__AIM OF THE EXERCISE__. Retype each entry below exactly as it stands.

__RECORDED DATA__.
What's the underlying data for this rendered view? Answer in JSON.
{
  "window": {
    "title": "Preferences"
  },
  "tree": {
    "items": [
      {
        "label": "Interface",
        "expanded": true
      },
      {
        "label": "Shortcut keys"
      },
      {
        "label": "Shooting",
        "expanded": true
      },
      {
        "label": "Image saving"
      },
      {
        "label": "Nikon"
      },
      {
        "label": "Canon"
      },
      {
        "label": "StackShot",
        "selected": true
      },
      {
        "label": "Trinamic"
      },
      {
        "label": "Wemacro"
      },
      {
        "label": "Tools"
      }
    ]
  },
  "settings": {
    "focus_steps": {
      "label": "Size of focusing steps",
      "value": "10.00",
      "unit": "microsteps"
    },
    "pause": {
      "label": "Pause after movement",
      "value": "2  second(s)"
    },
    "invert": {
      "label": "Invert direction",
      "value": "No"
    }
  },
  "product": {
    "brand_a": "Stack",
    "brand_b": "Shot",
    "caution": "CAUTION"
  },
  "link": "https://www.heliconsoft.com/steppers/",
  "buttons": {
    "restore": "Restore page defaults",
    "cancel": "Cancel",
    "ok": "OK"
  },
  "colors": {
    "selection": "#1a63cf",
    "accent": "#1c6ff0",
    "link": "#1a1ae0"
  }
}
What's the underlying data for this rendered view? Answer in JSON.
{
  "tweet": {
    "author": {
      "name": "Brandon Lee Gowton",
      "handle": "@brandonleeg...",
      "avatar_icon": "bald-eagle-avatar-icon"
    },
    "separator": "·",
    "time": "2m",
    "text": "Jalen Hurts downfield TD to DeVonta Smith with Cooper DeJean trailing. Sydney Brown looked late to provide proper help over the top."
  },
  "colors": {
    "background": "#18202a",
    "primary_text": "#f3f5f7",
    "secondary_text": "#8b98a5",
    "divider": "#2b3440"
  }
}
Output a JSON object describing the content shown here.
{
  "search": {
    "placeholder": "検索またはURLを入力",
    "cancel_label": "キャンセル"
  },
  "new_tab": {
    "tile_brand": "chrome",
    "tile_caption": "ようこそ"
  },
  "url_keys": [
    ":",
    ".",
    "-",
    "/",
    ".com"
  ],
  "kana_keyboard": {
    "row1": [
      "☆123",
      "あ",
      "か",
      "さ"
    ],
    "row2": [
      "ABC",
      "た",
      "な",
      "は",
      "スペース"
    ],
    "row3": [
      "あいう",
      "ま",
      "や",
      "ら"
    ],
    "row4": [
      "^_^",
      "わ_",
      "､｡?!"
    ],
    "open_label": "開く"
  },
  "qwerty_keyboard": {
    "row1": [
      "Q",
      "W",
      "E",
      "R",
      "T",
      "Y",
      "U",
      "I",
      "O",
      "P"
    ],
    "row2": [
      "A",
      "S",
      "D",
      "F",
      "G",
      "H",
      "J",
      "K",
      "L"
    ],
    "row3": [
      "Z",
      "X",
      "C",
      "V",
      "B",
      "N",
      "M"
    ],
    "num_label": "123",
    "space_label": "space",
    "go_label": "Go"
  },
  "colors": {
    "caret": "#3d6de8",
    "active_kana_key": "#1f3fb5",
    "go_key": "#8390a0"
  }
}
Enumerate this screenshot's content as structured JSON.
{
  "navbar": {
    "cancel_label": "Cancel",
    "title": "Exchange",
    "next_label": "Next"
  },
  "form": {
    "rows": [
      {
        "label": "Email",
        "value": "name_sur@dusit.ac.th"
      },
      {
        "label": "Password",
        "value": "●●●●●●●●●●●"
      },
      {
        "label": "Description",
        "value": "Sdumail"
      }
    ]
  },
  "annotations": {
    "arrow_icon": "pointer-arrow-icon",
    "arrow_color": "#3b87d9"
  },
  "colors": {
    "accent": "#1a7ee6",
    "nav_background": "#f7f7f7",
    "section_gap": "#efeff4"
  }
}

__SOLUTION TO THIS EXERCISE__.
What's the underlying data for this rendered view? Answer in JSON.
{
  "window": {
    "title": "Preferences"
  },
  "tree": {
    "items": [
      {
        "label": "Interface",
        "expanded": true
      },
      {
        "label": "Shortcut keys"
      },
      {
        "label": "Shooting",
        "expanded": true
      },
      {
        "label": "Image saving"
      },
      {
        "label": "Nikon"
      },
      {
        "label": "Canon"
      },
      {
        "label": "StackShot",
        "selected": true
      },
      {
        "label": "Trinamic"
      },
      {
        "label": "Wemacro"
      },
      {
        "label": "Tools"
      }
    ]
  },
  "settings": {
    "focus_steps": {
      "label": "Size of focusing steps",
      "value": "10.00",
      "unit": "microsteps"
    },
    "pause": {
      "label": "Pause after movement",
      "value": "2  second(s)"
    },
    "invert": {
      "label": "Invert direction",
      "value": "No"
    }
  },
  "product": {
    "brand_a": "Stack",
    "brand_b": "Shot",
    "caution": "CAUTION"
  },
  "link": "https://www.heliconsoft.com/steppers/",
  "buttons": {
    "restore": "Restore page defaults",
    "cancel": "Cancel",
    "ok": "OK"
  },
  "colors": {
    "selection": "#1a63cf",
    "accent": "#1c6ff0",
    "link": "#1a1ae0"
  }
}
What's the underlying data for this rendered view? Answer in JSON.
{
  "tweet": {
    "author": {
      "name": "Brandon Lee Gowton",
      "handle": "@brandonleeg...",
      "avatar_icon": "bald-eagle-avatar-icon"
    },
    "separator": "·",
    "time": "2m",
    "text": "Jalen Hurts downfield TD to DeVonta Smith with Cooper DeJean trailing. Sydney Brown looked late to provide proper help over the top."
  },
  "colors": {
    "background": "#18202a",
    "primary_text": "#f3f5f7",
    "secondary_text": "#8b98a5",
    "divider": "#2b3440"
  }
}
Output a JSON object describing the content shown here.
{
  "search": {
    "placeholder": "検索またはURLを入力",
    "cancel_label": "キャンセル"
  },
  "new_tab": {
    "tile_brand": "chrome",
    "tile_caption": "ようこそ"
  },
  "url_keys": [
    ":",
    ".",
    "-",
    "/",
    ".com"
  ],
  "kana_keyboard": {
    "row1": [
      "☆123",
      "あ",
      "か",
      "さ"
    ],
    "row2": [
      "ABC",
      "た",
      "な",
      "は",
      "スペース"
    ],
    "row3": [
      "あいう",
      "ま",
      "や",
      "ら"
    ],
    "row4": [
      "^_^",
      "わ_",
      "､｡?!"
    ],
    "open_label": "開く"
  },
  "qwerty_keyboard": {
    "row1": [
      "Q",
      "W",
      "E",
      "R",
      "T",
      "Y",
      "U",
      "I",
      "O",
      "P"
    ],
    "row2": [
      "A",
      "S",
      "D",
      "F",
      "G",
      "H",
      "J",
      "K",
      "L"
    ],
    "row3": [
      "Z",
      "X",
      "C",
      "V",
      "B",
      "N",
      "M"
    ],
    "num_label": "123",
    "space_label": "space",
    "go_label": "Go"
  },
  "colors": {
    "caret": "#3d6de8",
    "active_kana_key": "#1f3fb5",
    "go_key": "#8390a0"
  }
}
Enumerate this screenshot's content as structured JSON.
{
  "navbar": {
    "cancel_label": "Cancel",
    "title": "Exchange",
    "next_label": "Next"
  },
  "form": {
    "rows": [
      {
        "label": "Email",
        "value": "name_sur@dusit.ac.th"
      },
      {
        "label": "Password",
        "value": "●●●●●●●●●●●"
      },
      {
        "label": "Description",
        "value": "Sdumail"
      }
    ]
  },
  "annotations": {
    "arrow_icon": "pointer-arrow-icon",
    "arrow_color": "#3b87d9"
  },
  "colors": {
    "accent": "#1a7ee6",
    "nav_background": "#f7f7f7",
    "section_gap": "#efeff4"
  }
}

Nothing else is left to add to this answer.